  • Carcinoma of the ampulla of Vater, the distal common bile duct and the duodenum can be treated with surgery.
  • If the cancer cannot be removed, you may still have surgery to help with a block in your bile duct or intestine. 

Radiation therapy (high energy x-rays that kill or shrink cancer cells)

Systemic therapy (chemotherapy)

What is the follow-up after treatment?

  • Follow-up testing and appointments are based on your type of cancer.
  • After treatment, you may return to the care of your family doctor or specialist for regular follow-up. If you do not have a family doctor, please talk to your BC Cancer health care team.
  • Life After Cancer has information on issues cancer survivors may face.
More information

What causes pancreatic cancer and who gets it?

We do not know the exact causes of pancreatic cancer.

These are some of the risk factors for this cancer.
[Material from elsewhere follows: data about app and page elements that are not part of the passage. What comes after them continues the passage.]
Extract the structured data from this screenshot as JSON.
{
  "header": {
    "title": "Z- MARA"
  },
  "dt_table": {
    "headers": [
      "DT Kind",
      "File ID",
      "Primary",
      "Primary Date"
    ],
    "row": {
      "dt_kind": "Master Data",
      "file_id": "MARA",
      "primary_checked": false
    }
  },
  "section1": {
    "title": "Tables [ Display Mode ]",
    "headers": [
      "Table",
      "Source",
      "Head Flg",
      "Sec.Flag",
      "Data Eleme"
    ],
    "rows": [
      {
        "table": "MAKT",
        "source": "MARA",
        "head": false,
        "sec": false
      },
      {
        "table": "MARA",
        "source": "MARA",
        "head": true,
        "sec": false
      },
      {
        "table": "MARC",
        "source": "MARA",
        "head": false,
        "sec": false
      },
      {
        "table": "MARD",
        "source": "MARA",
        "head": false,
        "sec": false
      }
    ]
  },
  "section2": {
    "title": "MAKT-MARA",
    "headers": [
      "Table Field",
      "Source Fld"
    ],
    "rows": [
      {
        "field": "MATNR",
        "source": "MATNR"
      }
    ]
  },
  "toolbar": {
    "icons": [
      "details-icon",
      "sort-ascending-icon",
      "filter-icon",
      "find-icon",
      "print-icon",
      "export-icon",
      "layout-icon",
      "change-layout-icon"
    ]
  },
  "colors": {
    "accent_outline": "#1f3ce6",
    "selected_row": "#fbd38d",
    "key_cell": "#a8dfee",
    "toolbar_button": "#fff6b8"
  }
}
Not all of these risk factors may cause this cancer, but they may help the cancer start growing.

  • This cancer occurs mostly in people between the ages of 60 and 80 years.
  • Black people and people with Ashkenazi Jewish heritage are more vulnerable to pancreatic cancer.
  • Smoking tobacco may contribute to 20 - 30% (20-30 out of 100) of pancreatic cancers.
  • Eating a high-fat diet.
  • Being obese.
  • Having diabetes. Pancreatic cancer can also cause diabetes.
  • Chronic inflammation of the pancreas (pancreatitis), cirrhosis, and prior removal of your gallbladder (cholecystectomy).
  • Researchers have studied if drinking alcohol, drinking coffee and having acute pancreatitis may cause pancreatic cancer.  No clear link has been found.

About 5 - 10% (5 - 10 out of 100) of cases of pancreatic cancer may be hereditary. For more information: Hereditary Cancer Program

Statistics on pancreatic cancer

Pancreatic cancer makes up about 2% (2 out of 100) of all cancers.

Note:  Available statistics do not have information about the inclusion of transgender and gender diverse participants. It is unknown how these statistics apply to transgender and gender diverse people.  Patients are advised to speak with their primary care provider or specialists about their individual considerations and recommendations.

Can I help prevent pancreatic cancer?

Here are some things you can do to lower your risk of pancreatic cancer:

  • Do not smoke: If you smoke, stop.  Also, try to avoid breathing in cigarette smoke. Even if you have been using tobacco for many years, quitting will lower your cancer risk. Support is available to help you successfully quit. 
  • Eat healthy, nutritious foods and stay active

Is there screening for pancreatic cancer?

There is no screening program for this cancer.

Some people may be at a higher risk for pancreatic cancer and may need certain tests. These people can include:

  • Close relatives of people with pancreatic cancer.
  • Carriers of BRCA2 gene mutation.
  • People with p16 mutation.
  • People who have Peutz-Jeghers syndrome (PDF)
  • People with Lynch Syndrome or a close family member with Lynch Syndrome. 

Talk to your family doctor or nurse practitioner if you think you are at a higher risk for pancreatic cancer.

Where can I find more information?

Tab Heading
SOURCE: Pancreatic ( )
Page printed: . Unofficial document if printed. Please refer to SOURCE for latest information.

Copyright © BC Cancer. All Rights Reserved.

    Copyright © 2024 Provincial Health Services Authority